-- Data under study --

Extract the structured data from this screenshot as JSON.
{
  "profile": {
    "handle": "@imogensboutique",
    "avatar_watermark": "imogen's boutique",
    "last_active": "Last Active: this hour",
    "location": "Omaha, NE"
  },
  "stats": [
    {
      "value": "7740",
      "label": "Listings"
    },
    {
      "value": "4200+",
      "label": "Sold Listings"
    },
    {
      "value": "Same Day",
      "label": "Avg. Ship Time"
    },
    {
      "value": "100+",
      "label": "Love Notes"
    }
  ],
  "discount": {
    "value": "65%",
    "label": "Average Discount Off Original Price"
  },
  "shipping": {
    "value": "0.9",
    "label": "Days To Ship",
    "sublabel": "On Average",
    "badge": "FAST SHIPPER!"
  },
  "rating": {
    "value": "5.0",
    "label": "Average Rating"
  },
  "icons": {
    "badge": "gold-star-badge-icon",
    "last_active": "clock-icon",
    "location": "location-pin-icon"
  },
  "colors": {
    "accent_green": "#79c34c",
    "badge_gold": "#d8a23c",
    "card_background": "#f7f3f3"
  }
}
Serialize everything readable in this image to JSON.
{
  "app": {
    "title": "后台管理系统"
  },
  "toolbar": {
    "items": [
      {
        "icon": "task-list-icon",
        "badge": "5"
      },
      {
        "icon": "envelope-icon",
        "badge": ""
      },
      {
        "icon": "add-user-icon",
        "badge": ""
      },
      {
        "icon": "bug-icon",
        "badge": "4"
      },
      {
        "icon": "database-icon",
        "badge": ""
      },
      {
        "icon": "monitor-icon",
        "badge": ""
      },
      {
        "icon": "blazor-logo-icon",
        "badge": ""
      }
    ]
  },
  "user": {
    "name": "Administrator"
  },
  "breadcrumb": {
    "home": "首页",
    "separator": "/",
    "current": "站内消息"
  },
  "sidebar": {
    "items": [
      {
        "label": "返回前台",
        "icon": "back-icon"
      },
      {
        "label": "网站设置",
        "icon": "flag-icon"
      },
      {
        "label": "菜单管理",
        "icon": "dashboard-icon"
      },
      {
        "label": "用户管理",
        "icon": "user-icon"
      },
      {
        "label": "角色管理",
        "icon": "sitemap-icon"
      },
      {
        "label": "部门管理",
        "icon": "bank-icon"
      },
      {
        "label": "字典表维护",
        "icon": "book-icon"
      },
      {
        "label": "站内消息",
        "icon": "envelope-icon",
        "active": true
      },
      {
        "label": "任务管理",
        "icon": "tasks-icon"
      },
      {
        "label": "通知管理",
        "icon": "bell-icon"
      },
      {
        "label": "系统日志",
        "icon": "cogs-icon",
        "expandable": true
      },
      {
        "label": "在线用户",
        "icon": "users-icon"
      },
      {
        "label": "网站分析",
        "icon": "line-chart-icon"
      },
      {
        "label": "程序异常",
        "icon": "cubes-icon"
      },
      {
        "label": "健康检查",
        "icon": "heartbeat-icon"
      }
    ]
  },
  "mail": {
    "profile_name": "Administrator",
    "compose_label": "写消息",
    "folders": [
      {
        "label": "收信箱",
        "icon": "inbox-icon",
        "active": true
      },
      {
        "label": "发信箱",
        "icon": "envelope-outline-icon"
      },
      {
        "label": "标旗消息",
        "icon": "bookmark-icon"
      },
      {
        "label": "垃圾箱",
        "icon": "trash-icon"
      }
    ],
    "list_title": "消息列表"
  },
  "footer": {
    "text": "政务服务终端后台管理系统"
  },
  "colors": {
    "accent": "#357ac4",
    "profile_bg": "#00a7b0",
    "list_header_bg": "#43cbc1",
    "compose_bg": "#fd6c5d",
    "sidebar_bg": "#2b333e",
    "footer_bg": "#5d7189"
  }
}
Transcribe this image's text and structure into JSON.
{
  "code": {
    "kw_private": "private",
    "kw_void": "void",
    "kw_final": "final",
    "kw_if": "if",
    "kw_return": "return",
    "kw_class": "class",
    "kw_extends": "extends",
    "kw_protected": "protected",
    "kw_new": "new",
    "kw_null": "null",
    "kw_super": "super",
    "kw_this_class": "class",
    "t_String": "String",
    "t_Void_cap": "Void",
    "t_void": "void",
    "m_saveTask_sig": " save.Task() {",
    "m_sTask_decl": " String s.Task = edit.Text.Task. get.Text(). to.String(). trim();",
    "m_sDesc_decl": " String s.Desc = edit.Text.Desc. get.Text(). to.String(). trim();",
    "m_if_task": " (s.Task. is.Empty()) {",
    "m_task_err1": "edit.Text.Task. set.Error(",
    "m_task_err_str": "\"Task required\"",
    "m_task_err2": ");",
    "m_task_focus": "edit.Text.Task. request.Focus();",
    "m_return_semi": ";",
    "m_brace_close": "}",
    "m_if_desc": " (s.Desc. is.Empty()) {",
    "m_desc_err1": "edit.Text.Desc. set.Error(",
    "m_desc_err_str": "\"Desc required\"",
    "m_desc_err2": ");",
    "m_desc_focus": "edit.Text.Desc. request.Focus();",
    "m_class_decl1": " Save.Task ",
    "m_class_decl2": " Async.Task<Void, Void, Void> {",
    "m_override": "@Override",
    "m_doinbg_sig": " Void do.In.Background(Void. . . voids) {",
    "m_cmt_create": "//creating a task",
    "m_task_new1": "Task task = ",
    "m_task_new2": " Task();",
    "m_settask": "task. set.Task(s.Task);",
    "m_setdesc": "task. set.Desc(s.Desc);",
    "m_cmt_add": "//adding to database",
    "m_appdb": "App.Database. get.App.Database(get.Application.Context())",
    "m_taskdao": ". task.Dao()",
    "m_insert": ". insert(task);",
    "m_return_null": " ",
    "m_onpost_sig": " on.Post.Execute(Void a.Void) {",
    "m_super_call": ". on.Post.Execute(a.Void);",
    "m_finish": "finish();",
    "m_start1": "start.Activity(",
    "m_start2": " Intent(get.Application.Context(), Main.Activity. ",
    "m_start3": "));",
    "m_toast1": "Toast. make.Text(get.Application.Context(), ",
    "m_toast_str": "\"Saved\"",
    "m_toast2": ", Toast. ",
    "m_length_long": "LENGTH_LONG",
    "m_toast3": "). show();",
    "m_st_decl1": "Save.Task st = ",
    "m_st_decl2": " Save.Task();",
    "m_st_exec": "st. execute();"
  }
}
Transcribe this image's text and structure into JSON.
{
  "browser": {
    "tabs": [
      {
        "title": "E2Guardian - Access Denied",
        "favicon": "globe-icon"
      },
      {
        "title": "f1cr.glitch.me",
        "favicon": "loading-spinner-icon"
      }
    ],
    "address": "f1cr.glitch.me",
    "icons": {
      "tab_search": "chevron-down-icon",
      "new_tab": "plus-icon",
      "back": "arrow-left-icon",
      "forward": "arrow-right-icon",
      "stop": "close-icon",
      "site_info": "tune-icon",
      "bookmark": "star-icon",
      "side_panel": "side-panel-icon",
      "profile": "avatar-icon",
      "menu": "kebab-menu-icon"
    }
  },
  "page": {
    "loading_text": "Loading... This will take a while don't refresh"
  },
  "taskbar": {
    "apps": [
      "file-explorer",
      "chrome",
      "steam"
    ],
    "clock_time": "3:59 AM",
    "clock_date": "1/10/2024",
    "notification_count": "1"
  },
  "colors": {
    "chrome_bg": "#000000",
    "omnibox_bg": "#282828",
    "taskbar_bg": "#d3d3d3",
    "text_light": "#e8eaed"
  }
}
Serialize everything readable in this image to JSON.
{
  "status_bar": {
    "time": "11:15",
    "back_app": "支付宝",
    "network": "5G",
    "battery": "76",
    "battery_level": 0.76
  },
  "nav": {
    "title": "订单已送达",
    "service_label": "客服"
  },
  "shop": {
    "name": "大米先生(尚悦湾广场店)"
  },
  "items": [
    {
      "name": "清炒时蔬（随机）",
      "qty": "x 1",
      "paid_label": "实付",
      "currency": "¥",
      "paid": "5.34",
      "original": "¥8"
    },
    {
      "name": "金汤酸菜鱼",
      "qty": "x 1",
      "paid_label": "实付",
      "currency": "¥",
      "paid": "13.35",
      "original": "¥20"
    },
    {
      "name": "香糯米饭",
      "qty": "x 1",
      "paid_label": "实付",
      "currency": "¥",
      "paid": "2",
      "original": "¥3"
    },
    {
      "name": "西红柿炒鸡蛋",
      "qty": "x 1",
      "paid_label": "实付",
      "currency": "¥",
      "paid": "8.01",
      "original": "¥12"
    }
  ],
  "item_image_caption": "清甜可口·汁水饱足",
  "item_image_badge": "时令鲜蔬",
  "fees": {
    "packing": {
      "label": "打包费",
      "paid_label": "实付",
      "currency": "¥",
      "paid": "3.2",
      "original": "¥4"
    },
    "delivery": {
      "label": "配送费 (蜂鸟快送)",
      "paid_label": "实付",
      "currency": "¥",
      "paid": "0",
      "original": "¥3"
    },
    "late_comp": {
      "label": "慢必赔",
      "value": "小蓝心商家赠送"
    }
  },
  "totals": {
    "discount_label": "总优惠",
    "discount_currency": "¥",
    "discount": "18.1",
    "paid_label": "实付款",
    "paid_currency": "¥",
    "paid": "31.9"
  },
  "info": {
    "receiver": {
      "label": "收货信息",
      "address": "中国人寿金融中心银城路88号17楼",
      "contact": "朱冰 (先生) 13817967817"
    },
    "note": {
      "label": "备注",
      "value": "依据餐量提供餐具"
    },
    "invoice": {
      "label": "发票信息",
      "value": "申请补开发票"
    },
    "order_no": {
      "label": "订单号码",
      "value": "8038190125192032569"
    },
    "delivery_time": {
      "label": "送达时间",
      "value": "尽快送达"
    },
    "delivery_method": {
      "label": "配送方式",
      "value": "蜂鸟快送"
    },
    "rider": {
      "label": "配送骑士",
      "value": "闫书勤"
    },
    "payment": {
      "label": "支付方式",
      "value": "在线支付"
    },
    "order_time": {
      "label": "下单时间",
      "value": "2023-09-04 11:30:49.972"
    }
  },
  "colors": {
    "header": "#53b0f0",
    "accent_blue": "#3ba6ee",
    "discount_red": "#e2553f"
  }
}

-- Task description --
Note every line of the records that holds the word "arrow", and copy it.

-- Response box --
      "back": "arrow-left-icon",
      "forward": "arrow-right-icon",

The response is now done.